We had six volunteer mechanics, and they were busy for nearly two hours! Lots of lubing chains, brake adjustments, air in tires, adjusting seats, safety checks, and a few larger repairs.

We had slow bike races, a raffle, bike decorations, and a couple of new events for 2012:

  • A time trial (one lap around Bryant’s paved track around its field) with 75 times being recorded… the winning time was 20 seconds! Some of our older students and alumni (now middle schoolers) volunteered to run this!
  • The “newspaper toss,” where kids got a messenger bag with several rolled up papers and circled a large basket trying to toss the paper in, quite a challenge and reminiscent of some of the adults’ glory days.

We also had an information station to orient folks to biking to school, good routes, places to get or exchange bikes, and how to sign up for Bike to School month tracking.

All in all, a great way to kick off the spring biking season, and get kids and parents prepared and excited for Bike to School Month.

Eckstein Bikes!

Eckstein Bikes! formed earlier this school year to encourage and support Eckstein students to bike to school. Several parents began by “randomly” showing up at school with treats to reward bikers on the occasional Friday.

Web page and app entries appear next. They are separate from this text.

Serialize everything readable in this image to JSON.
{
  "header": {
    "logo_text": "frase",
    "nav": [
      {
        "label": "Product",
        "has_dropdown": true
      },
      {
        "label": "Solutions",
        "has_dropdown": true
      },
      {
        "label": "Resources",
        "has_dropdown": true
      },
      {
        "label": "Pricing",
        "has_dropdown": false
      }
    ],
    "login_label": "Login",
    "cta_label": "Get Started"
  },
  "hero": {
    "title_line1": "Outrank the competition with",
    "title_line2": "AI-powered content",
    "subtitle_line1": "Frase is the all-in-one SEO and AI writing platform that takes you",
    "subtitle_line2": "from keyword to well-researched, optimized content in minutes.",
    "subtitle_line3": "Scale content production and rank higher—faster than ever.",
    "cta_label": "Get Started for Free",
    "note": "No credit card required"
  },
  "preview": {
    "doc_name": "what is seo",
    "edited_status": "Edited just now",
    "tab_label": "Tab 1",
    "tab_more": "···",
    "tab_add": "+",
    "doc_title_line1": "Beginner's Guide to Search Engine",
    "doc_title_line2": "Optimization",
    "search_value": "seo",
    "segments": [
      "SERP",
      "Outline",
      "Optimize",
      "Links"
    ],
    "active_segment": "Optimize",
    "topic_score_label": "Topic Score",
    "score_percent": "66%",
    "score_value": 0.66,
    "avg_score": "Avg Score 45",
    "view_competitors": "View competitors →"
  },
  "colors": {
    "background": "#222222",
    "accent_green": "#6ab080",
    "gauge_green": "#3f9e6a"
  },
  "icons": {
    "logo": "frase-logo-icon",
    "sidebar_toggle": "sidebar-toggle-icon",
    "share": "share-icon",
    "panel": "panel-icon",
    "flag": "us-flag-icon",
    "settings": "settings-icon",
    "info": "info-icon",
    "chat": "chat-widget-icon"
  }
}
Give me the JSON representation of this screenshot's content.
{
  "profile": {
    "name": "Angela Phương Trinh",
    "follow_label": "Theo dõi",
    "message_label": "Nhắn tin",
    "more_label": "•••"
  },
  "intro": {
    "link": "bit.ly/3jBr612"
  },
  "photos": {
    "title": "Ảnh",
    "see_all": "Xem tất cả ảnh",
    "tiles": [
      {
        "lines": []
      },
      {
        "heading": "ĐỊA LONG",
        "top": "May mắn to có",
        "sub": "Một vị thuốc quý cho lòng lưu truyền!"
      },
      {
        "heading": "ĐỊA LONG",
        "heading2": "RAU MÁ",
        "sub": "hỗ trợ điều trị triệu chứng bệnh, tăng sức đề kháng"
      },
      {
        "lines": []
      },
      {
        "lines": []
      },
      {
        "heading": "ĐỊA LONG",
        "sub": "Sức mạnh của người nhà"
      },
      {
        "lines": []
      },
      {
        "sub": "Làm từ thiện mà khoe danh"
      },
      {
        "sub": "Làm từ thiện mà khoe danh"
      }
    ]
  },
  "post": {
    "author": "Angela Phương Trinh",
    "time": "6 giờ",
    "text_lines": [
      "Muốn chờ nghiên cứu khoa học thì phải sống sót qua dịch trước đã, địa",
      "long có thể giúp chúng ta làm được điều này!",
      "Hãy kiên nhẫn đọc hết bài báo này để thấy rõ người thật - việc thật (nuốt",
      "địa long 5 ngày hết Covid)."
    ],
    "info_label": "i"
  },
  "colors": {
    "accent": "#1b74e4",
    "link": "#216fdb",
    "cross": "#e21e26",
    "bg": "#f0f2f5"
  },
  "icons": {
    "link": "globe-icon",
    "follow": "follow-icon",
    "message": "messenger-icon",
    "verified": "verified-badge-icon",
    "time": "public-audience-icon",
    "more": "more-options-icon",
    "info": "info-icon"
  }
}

This created a little word of mouth that  good things happen to those who bike.

We also successfully applied for a Safe Routes to School grant, with some support from within the school from a fantastic science teacher who had run a Safe Routes grant a couple of years ago. Eckstein Bikes! met with the school administration and PTSA early on, and found them supportive as well.

With some energy and enthusiasm as well as experience from our efforts at other schools, we were up and running in very little time!

An early focus of the program has included several “Biker Donut Days” — morning meet-ups at the Eckstein bike cage parking area to reward kids who biked to school that day. Despite being held throughout the late fall and winter, each donut day has seen more kids on bikes as word has gotten around and we have increased our advertising to the school community. Last Donut Day we had 28 kids on bikes — a new record. Given the size of Eckstein though, there is plenty of room to grow.

Early efforts have also included:

  • Planning for renovations to the bike cage to improve its security and make it a more welcoming space for prospective and current bike commuters.
  • Coordination with the school and with SDOT on safety improvements around the school for our kid bikers as well as Eckstein’s kids who walk to school.
  • Getting the word out via Facebook, Twitter, and good old-fashioned signs and school notices.

The Donut Days have also provided a great opportunity to dole out some bike advice and some needed gear to the kid commuters. So far we’ve handed out over a dozen blinkie lights — front and rear — as well as one helmet. The Bike Wizard has also swung by a couple of times and delivered seat bags to kids that needed them.

Bike to School Month this May will be our next big push, but over the coming year, we also hope to focus on more incentives, safety and bike repair education for our bike commuters, possible group rides, and some other ideas as well. We also would love to recruit some parents to run a parallel walk to school program.

The Eckstein Bikes! team looks forward to continuing to grow safe and sustainable kid commuting at Eckstein.